**TASK**
Output each record in full, exactly as it stands.

**SUPPLIED MATERIAL**
————
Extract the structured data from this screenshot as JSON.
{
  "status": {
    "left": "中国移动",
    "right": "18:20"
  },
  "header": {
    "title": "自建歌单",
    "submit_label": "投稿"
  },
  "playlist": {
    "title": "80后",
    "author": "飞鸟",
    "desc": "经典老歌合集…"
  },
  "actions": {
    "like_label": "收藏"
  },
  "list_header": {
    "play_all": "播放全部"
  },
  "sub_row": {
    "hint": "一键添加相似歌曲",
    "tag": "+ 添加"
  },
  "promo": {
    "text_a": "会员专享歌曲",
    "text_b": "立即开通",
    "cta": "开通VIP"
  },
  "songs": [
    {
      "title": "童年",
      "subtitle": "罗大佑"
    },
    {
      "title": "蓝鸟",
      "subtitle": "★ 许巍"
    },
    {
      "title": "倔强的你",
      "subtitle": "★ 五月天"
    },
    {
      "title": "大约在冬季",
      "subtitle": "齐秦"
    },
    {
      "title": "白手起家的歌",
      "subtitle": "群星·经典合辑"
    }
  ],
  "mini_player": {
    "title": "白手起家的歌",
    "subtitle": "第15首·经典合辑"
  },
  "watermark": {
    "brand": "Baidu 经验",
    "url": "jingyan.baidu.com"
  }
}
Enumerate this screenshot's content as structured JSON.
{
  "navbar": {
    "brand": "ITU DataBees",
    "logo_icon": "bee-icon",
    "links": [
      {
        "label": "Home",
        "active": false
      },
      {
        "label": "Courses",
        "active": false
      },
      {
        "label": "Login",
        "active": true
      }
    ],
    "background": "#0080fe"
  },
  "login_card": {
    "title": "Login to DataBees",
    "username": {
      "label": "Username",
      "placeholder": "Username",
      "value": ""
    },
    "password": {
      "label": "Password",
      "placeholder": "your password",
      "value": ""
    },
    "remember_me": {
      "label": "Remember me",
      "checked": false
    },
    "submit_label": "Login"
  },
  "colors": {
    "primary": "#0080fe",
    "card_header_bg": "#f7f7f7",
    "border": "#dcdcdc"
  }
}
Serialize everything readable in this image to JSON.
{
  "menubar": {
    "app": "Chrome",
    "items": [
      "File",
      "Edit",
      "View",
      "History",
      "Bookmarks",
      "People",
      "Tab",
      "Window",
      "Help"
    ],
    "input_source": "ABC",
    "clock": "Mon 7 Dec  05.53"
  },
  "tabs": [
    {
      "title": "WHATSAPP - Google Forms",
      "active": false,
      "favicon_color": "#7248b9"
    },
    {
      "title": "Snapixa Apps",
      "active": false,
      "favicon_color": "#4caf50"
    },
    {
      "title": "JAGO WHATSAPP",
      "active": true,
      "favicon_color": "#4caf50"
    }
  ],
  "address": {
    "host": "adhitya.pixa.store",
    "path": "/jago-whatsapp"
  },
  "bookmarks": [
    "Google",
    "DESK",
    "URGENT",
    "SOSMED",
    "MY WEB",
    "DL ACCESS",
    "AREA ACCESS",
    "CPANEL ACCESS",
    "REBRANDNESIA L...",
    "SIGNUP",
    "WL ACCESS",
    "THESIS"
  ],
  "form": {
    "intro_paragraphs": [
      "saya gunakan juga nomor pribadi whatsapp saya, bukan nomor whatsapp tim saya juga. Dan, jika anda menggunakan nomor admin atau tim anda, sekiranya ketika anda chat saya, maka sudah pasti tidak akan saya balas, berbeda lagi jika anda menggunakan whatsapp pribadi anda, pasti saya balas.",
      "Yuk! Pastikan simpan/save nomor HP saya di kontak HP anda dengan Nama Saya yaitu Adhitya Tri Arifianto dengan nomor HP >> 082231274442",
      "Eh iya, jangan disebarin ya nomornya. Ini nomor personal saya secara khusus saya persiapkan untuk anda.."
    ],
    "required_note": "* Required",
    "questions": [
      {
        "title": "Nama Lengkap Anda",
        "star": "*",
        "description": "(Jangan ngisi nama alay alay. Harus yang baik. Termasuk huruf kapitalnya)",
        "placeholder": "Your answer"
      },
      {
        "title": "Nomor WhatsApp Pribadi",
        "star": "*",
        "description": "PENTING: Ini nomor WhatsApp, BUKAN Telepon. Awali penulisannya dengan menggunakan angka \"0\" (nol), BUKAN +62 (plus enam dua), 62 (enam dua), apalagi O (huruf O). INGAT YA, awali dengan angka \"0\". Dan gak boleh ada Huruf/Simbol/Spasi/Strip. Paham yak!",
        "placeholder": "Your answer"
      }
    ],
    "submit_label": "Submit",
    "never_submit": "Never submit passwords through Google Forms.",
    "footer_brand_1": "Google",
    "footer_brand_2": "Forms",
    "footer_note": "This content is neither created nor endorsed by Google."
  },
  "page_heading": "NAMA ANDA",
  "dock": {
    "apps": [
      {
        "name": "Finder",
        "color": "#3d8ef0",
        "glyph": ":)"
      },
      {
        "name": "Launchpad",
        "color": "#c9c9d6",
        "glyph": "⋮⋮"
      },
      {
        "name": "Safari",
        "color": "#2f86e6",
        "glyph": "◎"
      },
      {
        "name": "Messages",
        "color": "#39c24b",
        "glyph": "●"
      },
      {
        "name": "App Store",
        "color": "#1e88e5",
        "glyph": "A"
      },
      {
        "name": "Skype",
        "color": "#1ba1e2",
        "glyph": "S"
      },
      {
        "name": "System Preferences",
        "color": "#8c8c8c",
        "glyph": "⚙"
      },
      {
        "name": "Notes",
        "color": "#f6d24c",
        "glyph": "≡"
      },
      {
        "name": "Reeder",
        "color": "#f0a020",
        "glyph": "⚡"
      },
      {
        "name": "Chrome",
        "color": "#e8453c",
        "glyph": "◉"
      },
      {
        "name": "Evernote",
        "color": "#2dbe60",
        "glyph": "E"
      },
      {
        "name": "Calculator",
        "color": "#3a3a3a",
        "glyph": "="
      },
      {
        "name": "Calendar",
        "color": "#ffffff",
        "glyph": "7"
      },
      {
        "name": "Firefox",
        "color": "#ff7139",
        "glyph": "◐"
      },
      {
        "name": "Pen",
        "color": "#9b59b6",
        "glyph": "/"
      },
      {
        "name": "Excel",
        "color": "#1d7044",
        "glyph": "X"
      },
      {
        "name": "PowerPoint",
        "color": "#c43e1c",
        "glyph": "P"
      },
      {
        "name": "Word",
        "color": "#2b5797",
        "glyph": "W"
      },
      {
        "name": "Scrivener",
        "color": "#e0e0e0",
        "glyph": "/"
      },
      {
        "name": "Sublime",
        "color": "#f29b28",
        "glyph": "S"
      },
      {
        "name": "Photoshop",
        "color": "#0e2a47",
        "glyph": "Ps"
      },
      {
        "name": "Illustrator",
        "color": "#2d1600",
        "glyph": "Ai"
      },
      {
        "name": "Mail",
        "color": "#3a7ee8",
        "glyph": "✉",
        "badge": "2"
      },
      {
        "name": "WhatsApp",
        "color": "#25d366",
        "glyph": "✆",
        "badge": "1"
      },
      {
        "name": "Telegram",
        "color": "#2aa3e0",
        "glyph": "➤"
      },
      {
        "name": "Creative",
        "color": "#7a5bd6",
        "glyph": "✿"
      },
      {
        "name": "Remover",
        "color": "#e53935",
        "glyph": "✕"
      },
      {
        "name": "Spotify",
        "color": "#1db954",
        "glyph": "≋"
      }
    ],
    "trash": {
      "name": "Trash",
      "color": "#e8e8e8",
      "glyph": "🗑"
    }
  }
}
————
**ANSWER BOX**
Extract the structured data from this screenshot as JSON.
{
  "status": {
    "left": "中国移动",
    "right": "18:20"
  },
  "header": {
    "title": "自建歌单",
    "submit_label": "投稿"
  },
  "playlist": {
    "title": "80后",
    "author": "飞鸟",
    "desc": "经典老歌合集…"
  },
  "actions": {
    "like_label": "收藏"
  },
  "list_header": {
    "play_all": "播放全部"
  },
  "sub_row": {
    "hint": "一键添加相似歌曲",
    "tag": "+ 添加"
  },
  "promo": {
    "text_a": "会员专享歌曲",
    "text_b": "立即开通",
    "cta": "开通VIP"
  },
  "songs": [
    {
      "title": "童年",
      "subtitle": "罗大佑"
    },
    {
      "title": "蓝鸟",
      "subtitle": "★ 许巍"
    },
    {
      "title": "倔强的你",
      "subtitle": "★ 五月天"
    },
    {
      "title": "大约在冬季",
      "subtitle": "齐秦"
    },
    {
      "title": "白手起家的歌",
      "subtitle": "群星·经典合辑"
    }
  ],
  "mini_player": {
    "title": "白手起家的歌",
    "subtitle": "第15首·经典合辑"
  },
  "watermark": {
    "brand": "Baidu 经验",
    "url": "jingyan.baidu.com"
  }
}
Enumerate this screenshot's content as structured JSON.
{
  "navbar": {
    "brand": "ITU DataBees",
    "logo_icon": "bee-icon",
    "links": [
      {
        "label": "Home",
        "active": false
      },
      {
        "label": "Courses",
        "active": false
      },
      {
        "label": "Login",
        "active": true
      }
    ],
    "background": "#0080fe"
  },
  "login_card": {
    "title": "Login to DataBees",
    "username": {
      "label": "Username",
      "placeholder": "Username",
      "value": ""
    },
    "password": {
      "label": "Password",
      "placeholder": "your password",
      "value": ""
    },
    "remember_me": {
      "label": "Remember me",
      "checked": false
    },
    "submit_label": "Login"
  },
  "colors": {
    "primary": "#0080fe",
    "card_header_bg": "#f7f7f7",
    "border": "#dcdcdc"
  }
}
Serialize everything readable in this image to JSON.
{
  "menubar": {
    "app": "Chrome",
    "items": [
      "File",
      "Edit",
      "View",
      "History",
      "Bookmarks",
      "People",
      "Tab",
      "Window",
      "Help"
    ],
    "input_source": "ABC",
    "clock": "Mon 7 Dec  05.53"
  },
  "tabs": [
    {
      "title": "WHATSAPP - Google Forms",
      "active": false,
      "favicon_color": "#7248b9"
    },
    {
      "title": "Snapixa Apps",
      "active": false,
      "favicon_color": "#4caf50"
    },
    {
      "title": "JAGO WHATSAPP",
      "active": true,
      "favicon_color": "#4caf50"
    }
  ],
  "address": {
    "host": "adhitya.pixa.store",
    "path": "/jago-whatsapp"
  },
  "bookmarks": [
    "Google",
    "DESK",
    "URGENT",
    "SOSMED",
    "MY WEB",
    "DL ACCESS",
    "AREA ACCESS",
    "CPANEL ACCESS",
    "REBRANDNESIA L...",
    "SIGNUP",
    "WL ACCESS",
    "THESIS"
  ],
  "form": {
    "intro_paragraphs": [
      "saya gunakan juga nomor pribadi whatsapp saya, bukan nomor whatsapp tim saya juga. Dan, jika anda menggunakan nomor admin atau tim anda, sekiranya ketika anda chat saya, maka sudah pasti tidak akan saya balas, berbeda lagi jika anda menggunakan whatsapp pribadi anda, pasti saya balas.",
      "Yuk! Pastikan simpan/save nomor HP saya di kontak HP anda dengan Nama Saya yaitu Adhitya Tri Arifianto dengan nomor HP >> 082231274442",
      "Eh iya, jangan disebarin ya nomornya. Ini nomor personal saya secara khusus saya persiapkan untuk anda.."
    ],
    "required_note": "* Required",
    "questions": [
      {
        "title": "Nama Lengkap Anda",
        "star": "*",
        "description": "(Jangan ngisi nama alay alay. Harus yang baik. Termasuk huruf kapitalnya)",
        "placeholder": "Your answer"
      },
      {
        "title": "Nomor WhatsApp Pribadi",
        "star": "*",
        "description": "PENTING: Ini nomor WhatsApp, BUKAN Telepon. Awali penulisannya dengan menggunakan angka \"0\" (nol), BUKAN +62 (plus enam dua), 62 (enam dua), apalagi O (huruf O). INGAT YA, awali dengan angka \"0\". Dan gak boleh ada Huruf/Simbol/Spasi/Strip. Paham yak!",
        "placeholder": "Your answer"
      }
    ],
    "submit_label": "Submit",
    "never_submit": "Never submit passwords through Google Forms.",
    "footer_brand_1": "Google",
    "footer_brand_2": "Forms",
    "footer_note": "This content is neither created nor endorsed by Google."
  },
  "page_heading": "NAMA ANDA",
  "dock": {
    "apps": [
      {
        "name": "Finder",
        "color": "#3d8ef0",
        "glyph": ":)"
      },
      {
        "name": "Launchpad",
        "color": "#c9c9d6",
        "glyph": "⋮⋮"
      },
      {
        "name": "Safari",
        "color": "#2f86e6",
        "glyph": "◎"
      },
      {
        "name": "Messages",
        "color": "#39c24b",
        "glyph": "●"
      },
      {
        "name": "App Store",
        "color": "#1e88e5",
        "glyph": "A"
      },
      {
        "name": "Skype",
        "color": "#1ba1e2",
        "glyph": "S"
      },
      {
        "name": "System Preferences",
        "color": "#8c8c8c",
        "glyph": "⚙"
      },
      {
        "name": "Notes",
        "color": "#f6d24c",
        "glyph": "≡"
      },
      {
        "name": "Reeder",
        "color": "#f0a020",
        "glyph": "⚡"
      },
      {
        "name": "Chrome",
        "color": "#e8453c",
        "glyph": "◉"
      },
      {
        "name": "Evernote",
        "color": "#2dbe60",
        "glyph": "E"
      },
      {
        "name": "Calculator",
        "color": "#3a3a3a",
        "glyph": "="
      },
      {
        "name": "Calendar",
        "color": "#ffffff",
        "glyph": "7"
      },
      {
        "name": "Firefox",
        "color": "#ff7139",
        "glyph": "◐"
      },
      {
        "name": "Pen",
        "color": "#9b59b6",
        "glyph": "/"
      },
      {
        "name": "Excel",
        "color": "#1d7044",
        "glyph": "X"
      },
      {
        "name": "PowerPoint",
        "color": "#c43e1c",
        "glyph": "P"
      },
      {
        "name": "Word",
        "color": "#2b5797",
        "glyph": "W"
      },
      {
        "name": "Scrivener",
        "color": "#e0e0e0",
        "glyph": "/"
      },
      {
        "name": "Sublime",
        "color": "#f29b28",
        "glyph": "S"
      },
      {
        "name": "Photoshop",
        "color": "#0e2a47",
        "glyph": "Ps"
      },
      {
        "name": "Illustrator",
        "color": "#2d1600",
        "glyph": "Ai"
      },
      {
        "name": "Mail",
        "color": "#3a7ee8",
        "glyph": "✉",
        "badge": "2"
      },
      {
        "name": "WhatsApp",
        "color": "#25d366",
        "glyph": "✆",
        "badge": "1"
      },
      {
        "name": "Telegram",
        "color": "#2aa3e0",
        "glyph": "➤"
      },
      {
        "name": "Creative",
        "color": "#7a5bd6",
        "glyph": "✿"
      },
      {
        "name": "Remover",
        "color": "#e53935",
        "glyph": "✕"
      },
      {
        "name": "Spotify",
        "color": "#1db954",
        "glyph": "≋"
      }
    ],
    "trash": {
      "name": "Trash",
      "color": "#e8e8e8",
      "glyph": "🗑"
    }
  }
}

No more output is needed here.